“They are excellently bred. They will look even better when they are rested and combed. But, no, I had not thought to sell them to anyone. This one, Cheo, is mine. I helped him into the world, set him on his legs, trained him. I could not part with him. The other, Nera, I raised as carefully. She is intended for a lady to ride. I had thought to use them both, perhaps to catch the attention of Arthur the King. I would make Nera a gift to him if he would consider hiring me as part of his court.”
The man regarded him with interest. “So, are you one of those who hopes to join Arthur’s mysterious Knights of the Round Table? He hasn’t officially started it yet, you know, though hundreds of men have come to him in hopes of being selected. It is said that he is waiting until his new city of Camelot is built, at which time Master Merlin will somehow cause the table to appear from its hiding place and this society will commence. I don’t know about that part, but I do know that most of those who come to Arthur are not kept on, but told to search for abandoned homes in towns and villas and rebuild them, to reclaim the lands that have been lost. Nera is beautiful, but I don’t think she would be accepted as a bribe. Arthur does not even consider them.”
Caet finished covering the horses and stood between them, his arms resting upon their necks. He frowned.

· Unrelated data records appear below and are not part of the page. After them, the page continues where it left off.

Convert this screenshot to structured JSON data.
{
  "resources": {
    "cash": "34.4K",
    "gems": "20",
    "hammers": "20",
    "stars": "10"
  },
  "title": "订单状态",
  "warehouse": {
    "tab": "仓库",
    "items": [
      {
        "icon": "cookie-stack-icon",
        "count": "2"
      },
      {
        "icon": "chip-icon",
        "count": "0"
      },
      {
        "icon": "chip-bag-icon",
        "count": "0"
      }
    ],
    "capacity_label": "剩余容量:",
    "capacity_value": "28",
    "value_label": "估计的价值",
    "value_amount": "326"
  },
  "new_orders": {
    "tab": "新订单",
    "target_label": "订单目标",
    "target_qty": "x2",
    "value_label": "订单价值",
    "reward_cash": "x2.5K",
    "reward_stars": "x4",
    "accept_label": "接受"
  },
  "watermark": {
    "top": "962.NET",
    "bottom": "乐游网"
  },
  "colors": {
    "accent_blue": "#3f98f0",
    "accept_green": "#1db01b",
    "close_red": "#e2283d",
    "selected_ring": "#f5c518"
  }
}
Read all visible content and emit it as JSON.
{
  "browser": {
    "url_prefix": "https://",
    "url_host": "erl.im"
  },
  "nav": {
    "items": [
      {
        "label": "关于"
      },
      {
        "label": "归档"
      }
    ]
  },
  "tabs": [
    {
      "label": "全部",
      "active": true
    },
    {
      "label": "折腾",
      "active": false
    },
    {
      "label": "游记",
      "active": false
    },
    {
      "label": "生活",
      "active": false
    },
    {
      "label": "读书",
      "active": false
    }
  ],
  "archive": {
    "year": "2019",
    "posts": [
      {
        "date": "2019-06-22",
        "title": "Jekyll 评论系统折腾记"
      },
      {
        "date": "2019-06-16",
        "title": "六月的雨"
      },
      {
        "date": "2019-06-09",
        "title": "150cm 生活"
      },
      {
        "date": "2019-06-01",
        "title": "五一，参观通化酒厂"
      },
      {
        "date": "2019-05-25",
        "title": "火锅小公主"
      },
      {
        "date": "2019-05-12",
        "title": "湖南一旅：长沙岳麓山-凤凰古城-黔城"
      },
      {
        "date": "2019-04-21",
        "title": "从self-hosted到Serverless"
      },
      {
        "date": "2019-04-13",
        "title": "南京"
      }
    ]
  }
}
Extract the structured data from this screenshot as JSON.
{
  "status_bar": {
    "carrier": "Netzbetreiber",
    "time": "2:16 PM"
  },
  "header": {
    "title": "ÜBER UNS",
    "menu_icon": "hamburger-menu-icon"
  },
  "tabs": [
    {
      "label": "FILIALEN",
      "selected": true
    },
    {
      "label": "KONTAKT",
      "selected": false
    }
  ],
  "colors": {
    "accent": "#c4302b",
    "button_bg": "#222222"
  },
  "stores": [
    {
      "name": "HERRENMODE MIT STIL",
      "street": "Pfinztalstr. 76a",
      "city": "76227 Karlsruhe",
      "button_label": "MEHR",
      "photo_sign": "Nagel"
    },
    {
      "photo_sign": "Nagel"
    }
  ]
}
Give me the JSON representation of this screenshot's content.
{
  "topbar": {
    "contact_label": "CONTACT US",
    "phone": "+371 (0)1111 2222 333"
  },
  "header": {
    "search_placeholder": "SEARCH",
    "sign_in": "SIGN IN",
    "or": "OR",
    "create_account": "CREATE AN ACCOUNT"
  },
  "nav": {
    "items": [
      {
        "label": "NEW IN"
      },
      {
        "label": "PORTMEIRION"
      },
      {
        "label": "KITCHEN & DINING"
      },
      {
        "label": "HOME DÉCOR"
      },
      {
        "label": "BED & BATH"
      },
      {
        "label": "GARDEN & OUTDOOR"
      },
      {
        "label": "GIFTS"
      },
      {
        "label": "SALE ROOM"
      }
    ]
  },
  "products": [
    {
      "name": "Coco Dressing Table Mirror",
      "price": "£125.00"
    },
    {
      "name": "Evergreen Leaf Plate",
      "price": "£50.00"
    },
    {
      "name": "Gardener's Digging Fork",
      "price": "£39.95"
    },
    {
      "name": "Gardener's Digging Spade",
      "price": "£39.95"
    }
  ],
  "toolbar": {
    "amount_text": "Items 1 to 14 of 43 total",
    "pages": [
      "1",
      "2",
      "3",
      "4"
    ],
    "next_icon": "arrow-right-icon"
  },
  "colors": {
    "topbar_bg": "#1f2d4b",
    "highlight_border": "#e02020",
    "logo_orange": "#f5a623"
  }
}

“‘Bribe’ is a cruel word, and untrue. I would not shame myself with such a deed. But every man needs something which will help him to stand apart from others and, when one is as small as I, it is not a bad idea to be seen astride a horse of great strength and beauty.”
The man shrugged. “Perhaps Arthur will agree with you. What name will you give him when you ride up?”
Caet puzzled for a moment. The man seemed to be giving him a chance to hide his identity. Why? He studied his companion: dirty, with torn trews and scuffed boots. Probably a wanderer of no account. Still. . . .